I really wished I could have sprinted the finish, but 2 things were against me. One, there was a set of mats that my tired mind mistook for the finish line right before I rounded the corner to the finish line. Fortunately, my husband called out my name when I stopped to walk there, so I looked up and saw my mistake.
The other issue was that I was concerned my legs might cramp up, like at the end of the half marathon. Having been fighting the side ache, I had declined any other fluids during the 3.1 miles of running, but I doubt that would really have made a difference. The legs were just tired and doing what they could. I would just have to rely on the feeling of pace I had worked on developing all these weeks.
I ended up running an overall pace that was 7 seconds a mile faster than last year, so that obviously made me happy. I really didn’t feel like I was running that pace. Even though I had been attaining that pace regularly during training, it just didn’t have the same sensation at this point in the race. I wanted to feel faster, but an average 8:16 minute mile pace is very satisfactory for me at this stage at the end of a sprint triathlon! Run time 25:37 (minutes:seconds)
Having beat my last year’s total finish time by 5 minutes, I was disappointed to see that another 52 year old woman had crossed the finish line 10 minutes before me. Hmpf. So, it looked like this year I would get 2nd in my age group. When the awards were being given out, I was even more disappointed because I saw that first place winners were getting a fun lime green baseball cap. Second place only got a black cap.
Then, when they were calling second place for my age group, they called someone else’s name! My heart fell! When my name was called next, I was confused, but happy. I got my bright green hat! 🙂 It turns out that the 52 year old woman who beat me took first place for all sprint distance women, which “disqualifies her” for an age group award. (she got much nicer awards) So, I have mixed feelings about this.
My overall ranking among all sprint distance racers was 10 places better than last year, but what really counts is that my personal time was better.
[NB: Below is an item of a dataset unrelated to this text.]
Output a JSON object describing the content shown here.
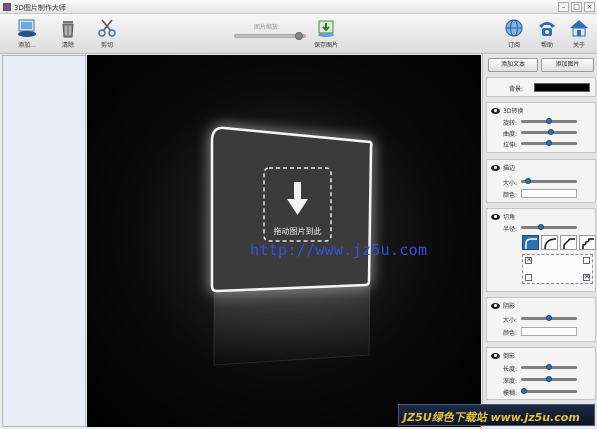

The mix of people is going to be different every year. For instance, the woman’s overall winner last year completed the course in 1 hour 5 minutes 13 seconds. The time for this year’s winner was just over 1 hour 12 minutes.
Being beat by 10 minutes by another 52 year old woman means that I really can’t use my age as an excuse for anything.
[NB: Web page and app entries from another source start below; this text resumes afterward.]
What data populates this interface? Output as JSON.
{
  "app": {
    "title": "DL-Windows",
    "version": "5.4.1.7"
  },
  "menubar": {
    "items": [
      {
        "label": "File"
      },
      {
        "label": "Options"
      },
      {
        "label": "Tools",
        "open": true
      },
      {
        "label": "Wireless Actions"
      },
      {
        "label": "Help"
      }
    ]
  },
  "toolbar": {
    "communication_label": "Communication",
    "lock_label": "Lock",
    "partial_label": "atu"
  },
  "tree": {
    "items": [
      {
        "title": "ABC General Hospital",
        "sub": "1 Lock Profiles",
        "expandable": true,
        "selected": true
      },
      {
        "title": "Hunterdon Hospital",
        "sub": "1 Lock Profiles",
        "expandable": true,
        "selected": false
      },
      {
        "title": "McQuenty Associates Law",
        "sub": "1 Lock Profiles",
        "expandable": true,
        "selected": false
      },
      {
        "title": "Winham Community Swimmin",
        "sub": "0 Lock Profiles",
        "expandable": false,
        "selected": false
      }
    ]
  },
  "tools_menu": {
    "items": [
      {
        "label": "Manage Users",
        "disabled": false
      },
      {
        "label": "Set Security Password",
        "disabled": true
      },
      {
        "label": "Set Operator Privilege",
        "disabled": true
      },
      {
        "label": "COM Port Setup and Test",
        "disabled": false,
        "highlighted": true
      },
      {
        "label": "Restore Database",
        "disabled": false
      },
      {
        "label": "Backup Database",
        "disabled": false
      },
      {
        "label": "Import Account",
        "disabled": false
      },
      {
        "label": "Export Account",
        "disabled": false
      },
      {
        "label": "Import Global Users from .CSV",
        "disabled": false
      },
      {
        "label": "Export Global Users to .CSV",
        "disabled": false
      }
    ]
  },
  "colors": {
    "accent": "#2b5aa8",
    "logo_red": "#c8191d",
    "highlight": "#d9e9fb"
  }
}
Total finish time: 1:22:36 (hour:minutes:seconds) (transition 1 took 2:51, transition 2 only 1:02)
“First” in age group awards, 2nd actual in my age group
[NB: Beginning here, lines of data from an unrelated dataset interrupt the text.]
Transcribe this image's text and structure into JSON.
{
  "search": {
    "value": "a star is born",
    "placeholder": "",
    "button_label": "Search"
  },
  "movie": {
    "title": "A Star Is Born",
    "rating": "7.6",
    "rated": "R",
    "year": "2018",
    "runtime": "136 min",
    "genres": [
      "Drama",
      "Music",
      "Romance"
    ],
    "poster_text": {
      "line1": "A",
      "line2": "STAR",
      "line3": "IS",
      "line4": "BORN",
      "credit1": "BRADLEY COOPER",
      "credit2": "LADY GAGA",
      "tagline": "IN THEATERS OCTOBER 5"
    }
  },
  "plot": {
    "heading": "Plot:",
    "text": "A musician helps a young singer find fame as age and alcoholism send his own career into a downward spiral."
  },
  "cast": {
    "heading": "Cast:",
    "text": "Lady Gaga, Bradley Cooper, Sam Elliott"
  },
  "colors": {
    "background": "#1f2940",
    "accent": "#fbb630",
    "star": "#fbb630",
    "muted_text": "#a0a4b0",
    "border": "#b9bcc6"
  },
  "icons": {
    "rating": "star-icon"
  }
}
79th out of all 199 sprint distance racers
23th out of 97 women in the sprint triathlon
For the record, I did not use my bike side mirror (the one that attaches to my sunglasses) or my Garmin watch (not water proof) for this race. I thought both would slow me down too much trying to put them on during transitions. I found that I did not miss the mirror, probably partly because I was only dealing with other cyclists and not motor vehicle traffic. I was able to glance over my shoulder adequately before moving out to pass others.
I was concerned about not having any idea of my total race time or running pace, but between the adrenaline from the race atmosphere and the consistent training where I DID know what my pace was it seems I was fine without the Garmin. It was nice to be aware that the clock at the finish line was set for the male Olympic racers and did not reflect my time. That would have been depressing! The race coordinators post the finish times pretty promptly for all to crowd around. 🙂
That afternoon I had dreams of the triathlon while I napped. I was in the run telling myself, “Just go a little faster. You can do it. Just a little faster.” In the dream, I did go faster. The next day, I found myself constantly thinking, “I could have gone faster!” Coach/Husband says this is normal. And the training doldrums that I felt about 6 weeks ago are a thing of the past. I’m already thinking about doing it again next year. Who’s going to do it with me??!!